Average silver price to end year with 3% gains – Metals Focus
In a report published Wednesday, Philip Newman, director at Metals Focus, in conjunction with the Silver Institute, said that although silver prices are down from September’s three-year highs, the market remains comfortable above the price range seen at the start of the year. Newman added that heading into year-end his firms expect average silver prices to be 3% higher than last year.
The comments come as silver prices continue to hold critical support around $17 an ounce.
The precious metals research firm expects to see a modest surplus in the silver market’s supply and demand outlook; however, Newman noted that the market is seeing solid broad-based demand including robust investor appetite.
“In the U.S., investment is on track to record its first annual increase in four years, thanks to improving price expectations and rising price volatility, although levels remain historically low,” Newman said.
Industrial demand is also playing an important role in silver demand. Newman said that silver industrial fabrication is expected to hold at a record high. The increased demand comes as the global economy continues to deal with ongoing uncertainty due to the U.S.-China trade war.
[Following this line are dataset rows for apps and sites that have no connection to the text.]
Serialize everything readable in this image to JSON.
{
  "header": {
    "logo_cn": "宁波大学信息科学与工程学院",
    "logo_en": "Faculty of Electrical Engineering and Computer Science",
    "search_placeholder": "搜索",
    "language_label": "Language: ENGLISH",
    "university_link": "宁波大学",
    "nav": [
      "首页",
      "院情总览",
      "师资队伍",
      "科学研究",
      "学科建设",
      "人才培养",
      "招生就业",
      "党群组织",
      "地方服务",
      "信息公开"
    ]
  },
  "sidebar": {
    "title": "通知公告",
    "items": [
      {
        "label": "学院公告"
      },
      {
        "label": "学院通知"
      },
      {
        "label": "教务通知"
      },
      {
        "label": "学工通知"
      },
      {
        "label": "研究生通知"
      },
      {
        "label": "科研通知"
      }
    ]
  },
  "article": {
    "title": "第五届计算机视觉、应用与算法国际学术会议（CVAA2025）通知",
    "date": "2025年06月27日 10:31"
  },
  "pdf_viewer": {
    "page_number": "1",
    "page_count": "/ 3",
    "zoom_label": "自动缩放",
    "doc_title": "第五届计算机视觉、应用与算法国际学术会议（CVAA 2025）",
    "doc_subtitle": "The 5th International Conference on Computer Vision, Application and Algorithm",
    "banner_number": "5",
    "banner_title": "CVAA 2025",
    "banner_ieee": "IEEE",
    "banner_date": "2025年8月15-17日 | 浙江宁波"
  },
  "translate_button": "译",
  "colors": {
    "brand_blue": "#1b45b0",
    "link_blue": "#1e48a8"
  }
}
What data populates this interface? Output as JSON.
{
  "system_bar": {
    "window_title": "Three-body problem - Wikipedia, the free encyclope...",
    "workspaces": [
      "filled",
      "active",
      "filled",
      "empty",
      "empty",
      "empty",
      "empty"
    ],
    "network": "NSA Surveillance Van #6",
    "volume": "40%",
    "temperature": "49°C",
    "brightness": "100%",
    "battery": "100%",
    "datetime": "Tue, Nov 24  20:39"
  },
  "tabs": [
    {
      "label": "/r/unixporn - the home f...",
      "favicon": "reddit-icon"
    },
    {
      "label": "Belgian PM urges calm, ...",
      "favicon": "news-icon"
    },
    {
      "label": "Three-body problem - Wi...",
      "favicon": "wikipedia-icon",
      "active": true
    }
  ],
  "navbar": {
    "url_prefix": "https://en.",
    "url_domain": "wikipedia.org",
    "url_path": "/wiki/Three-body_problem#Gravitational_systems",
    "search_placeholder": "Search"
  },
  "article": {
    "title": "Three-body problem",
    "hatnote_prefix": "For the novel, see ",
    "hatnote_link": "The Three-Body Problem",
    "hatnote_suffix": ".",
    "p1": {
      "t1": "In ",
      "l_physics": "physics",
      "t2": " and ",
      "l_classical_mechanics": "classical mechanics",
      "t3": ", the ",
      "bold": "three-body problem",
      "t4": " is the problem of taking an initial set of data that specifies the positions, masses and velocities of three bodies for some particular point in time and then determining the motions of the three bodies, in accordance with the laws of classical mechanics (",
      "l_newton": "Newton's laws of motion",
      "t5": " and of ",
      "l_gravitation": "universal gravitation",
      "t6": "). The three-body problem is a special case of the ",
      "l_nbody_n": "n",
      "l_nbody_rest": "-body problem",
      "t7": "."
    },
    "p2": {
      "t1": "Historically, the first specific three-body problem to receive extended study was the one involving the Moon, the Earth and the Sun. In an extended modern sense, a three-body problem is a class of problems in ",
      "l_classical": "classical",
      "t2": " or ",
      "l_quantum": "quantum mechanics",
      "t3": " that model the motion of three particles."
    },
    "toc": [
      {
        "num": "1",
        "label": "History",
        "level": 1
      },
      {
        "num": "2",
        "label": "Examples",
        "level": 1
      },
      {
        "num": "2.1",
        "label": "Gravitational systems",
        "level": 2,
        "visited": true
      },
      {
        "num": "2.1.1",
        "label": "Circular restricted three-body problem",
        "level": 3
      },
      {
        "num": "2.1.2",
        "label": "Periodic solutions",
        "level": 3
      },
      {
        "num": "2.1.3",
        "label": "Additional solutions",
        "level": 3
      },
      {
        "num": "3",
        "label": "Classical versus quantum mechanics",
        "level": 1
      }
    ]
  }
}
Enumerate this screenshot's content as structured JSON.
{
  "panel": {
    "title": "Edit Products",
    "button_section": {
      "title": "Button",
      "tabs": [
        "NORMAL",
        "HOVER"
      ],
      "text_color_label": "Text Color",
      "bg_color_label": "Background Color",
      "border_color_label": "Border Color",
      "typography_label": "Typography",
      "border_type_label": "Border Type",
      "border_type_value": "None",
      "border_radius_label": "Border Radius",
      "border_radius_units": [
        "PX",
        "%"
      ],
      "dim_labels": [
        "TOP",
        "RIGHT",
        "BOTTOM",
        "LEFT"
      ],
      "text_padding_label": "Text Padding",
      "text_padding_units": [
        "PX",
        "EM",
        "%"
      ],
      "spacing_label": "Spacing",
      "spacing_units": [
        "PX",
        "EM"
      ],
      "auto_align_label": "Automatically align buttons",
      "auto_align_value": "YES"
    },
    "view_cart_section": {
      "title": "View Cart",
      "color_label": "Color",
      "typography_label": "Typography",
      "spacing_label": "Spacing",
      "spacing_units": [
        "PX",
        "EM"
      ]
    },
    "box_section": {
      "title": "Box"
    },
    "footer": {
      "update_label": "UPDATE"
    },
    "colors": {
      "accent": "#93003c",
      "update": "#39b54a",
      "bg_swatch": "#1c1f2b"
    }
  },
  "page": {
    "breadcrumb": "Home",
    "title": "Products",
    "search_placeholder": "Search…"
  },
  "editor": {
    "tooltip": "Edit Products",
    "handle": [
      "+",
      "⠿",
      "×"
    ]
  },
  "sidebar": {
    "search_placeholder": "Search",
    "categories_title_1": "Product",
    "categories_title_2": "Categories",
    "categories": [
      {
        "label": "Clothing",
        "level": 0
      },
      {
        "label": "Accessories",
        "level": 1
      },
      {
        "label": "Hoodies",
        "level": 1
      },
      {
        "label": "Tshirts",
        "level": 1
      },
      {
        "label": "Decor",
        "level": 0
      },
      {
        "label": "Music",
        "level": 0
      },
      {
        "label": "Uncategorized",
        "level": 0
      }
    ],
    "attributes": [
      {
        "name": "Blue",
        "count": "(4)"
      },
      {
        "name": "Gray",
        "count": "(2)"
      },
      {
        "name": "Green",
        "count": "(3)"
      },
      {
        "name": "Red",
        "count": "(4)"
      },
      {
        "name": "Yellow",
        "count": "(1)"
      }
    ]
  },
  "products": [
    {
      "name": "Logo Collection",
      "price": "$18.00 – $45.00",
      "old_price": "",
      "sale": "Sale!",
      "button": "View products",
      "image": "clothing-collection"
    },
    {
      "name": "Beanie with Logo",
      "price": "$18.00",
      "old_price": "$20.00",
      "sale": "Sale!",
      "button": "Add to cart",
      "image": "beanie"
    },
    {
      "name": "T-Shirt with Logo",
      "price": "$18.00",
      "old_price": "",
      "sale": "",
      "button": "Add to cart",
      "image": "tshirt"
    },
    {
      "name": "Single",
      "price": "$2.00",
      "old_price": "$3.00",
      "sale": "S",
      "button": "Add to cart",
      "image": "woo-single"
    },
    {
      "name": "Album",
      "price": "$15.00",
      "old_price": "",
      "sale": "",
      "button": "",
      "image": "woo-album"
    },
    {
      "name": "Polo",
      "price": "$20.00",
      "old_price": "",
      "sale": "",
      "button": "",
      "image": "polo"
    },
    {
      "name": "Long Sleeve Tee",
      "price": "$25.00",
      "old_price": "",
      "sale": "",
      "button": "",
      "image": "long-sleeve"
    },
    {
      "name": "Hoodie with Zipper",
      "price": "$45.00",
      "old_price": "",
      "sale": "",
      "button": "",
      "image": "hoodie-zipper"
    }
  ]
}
“[The trade wars’] negative impact on silver demand, has been mitigated by higher silver loadings, especially in the all-important automotive sector,” said Newman. “In addition, silver consumption in the photovoltaics sector has also grown as more countries push ahead with renewable energy projects in 2019.”
Metals Focus also forecasts growth in global silver jewelry and silverware demand to grow by 3% and 4% respectively this year.
Looking at supply, Newman said that mine production remains finely balanced and is expected to fall by 0.7% in 2019 to 849.3Moz.
“However, uncertainties remain for Q4 and the direction global supply takes will be dictated by the restart of disrupted operations and key mines achieving grade targets,” he noted.
Although Metals Focus is expecting to see a small surplus in the silver market this year, Newman said that the excess should be absorbed by growing investment demand.
“This metal should be easily absorbed by investors as rising macroeconomic uncertainties and fresh monetary easing by major central banks rejuvenated the appeal of safe haven assets from mid-2019 onwards which, looking ahead, should continue to benefit precious metal prices,” he said.